TO DO: Go through the entries below and copy each line containing the word "detail".

Dataset rows describing interfaces:
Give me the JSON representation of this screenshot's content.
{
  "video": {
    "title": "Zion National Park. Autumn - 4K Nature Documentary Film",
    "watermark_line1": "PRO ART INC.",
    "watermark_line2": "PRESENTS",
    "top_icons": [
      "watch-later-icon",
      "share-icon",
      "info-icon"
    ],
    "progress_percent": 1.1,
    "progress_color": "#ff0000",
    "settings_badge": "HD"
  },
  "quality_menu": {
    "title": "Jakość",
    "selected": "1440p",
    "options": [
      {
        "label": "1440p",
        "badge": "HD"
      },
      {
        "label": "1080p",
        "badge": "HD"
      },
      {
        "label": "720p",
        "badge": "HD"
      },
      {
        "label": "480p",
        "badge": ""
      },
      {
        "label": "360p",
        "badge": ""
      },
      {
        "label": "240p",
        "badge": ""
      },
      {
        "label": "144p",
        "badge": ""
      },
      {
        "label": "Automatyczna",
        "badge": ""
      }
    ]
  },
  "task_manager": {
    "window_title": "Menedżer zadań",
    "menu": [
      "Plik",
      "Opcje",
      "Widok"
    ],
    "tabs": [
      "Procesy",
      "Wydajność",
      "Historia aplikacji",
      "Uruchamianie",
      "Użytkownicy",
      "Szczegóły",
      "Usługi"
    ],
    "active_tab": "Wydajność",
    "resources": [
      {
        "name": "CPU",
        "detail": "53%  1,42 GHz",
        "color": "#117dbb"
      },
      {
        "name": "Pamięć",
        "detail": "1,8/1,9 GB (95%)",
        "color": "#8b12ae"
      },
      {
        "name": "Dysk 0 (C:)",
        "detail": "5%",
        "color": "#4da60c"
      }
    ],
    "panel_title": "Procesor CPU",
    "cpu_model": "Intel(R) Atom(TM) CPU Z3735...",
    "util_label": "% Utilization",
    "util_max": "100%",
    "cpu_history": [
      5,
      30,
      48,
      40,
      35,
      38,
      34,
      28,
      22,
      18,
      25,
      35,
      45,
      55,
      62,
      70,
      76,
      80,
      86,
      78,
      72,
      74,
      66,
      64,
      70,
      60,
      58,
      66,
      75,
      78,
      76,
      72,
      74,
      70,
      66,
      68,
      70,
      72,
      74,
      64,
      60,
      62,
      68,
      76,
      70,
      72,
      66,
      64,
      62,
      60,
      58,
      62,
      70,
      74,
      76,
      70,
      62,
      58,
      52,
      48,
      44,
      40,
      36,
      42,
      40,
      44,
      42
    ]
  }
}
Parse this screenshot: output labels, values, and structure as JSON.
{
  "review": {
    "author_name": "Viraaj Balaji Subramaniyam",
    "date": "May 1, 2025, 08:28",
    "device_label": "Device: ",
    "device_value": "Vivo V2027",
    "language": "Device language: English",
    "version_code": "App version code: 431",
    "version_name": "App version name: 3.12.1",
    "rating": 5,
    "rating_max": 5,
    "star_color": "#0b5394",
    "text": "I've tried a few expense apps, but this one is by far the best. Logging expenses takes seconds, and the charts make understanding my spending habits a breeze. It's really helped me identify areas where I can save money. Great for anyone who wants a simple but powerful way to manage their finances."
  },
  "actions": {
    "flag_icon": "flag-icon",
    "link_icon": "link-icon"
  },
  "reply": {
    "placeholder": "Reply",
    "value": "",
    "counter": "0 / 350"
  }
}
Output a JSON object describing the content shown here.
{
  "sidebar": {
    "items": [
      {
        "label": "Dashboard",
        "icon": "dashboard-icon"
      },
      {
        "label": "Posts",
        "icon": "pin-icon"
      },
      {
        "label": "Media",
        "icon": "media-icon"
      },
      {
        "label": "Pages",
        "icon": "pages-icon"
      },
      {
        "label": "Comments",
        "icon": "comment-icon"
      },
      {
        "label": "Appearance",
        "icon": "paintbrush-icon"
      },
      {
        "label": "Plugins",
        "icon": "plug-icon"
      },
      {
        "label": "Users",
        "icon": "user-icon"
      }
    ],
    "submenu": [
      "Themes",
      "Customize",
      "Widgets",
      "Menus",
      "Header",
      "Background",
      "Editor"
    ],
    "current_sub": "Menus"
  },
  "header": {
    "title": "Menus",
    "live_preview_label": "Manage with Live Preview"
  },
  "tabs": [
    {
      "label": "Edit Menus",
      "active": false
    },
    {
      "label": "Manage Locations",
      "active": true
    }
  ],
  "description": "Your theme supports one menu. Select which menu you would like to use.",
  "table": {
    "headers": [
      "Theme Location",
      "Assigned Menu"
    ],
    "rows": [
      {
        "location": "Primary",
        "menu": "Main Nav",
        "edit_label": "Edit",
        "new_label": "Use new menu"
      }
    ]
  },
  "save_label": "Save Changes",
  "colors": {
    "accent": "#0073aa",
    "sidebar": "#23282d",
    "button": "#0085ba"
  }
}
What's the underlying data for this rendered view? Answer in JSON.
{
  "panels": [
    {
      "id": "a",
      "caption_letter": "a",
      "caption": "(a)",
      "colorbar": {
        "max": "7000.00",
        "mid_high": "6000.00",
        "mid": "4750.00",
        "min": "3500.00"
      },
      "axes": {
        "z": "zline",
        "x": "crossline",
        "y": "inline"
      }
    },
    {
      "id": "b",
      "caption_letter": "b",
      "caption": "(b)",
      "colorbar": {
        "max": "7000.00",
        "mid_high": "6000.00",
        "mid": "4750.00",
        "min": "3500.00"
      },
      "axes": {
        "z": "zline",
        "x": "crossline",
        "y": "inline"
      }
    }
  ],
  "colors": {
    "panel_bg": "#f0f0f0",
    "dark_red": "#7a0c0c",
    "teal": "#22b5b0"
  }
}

SOLUTION BELOW:
        "detail": "53%  1,42 GHz",
        "detail": "1,8/1,9 GB (95%)",
        "detail": "5%",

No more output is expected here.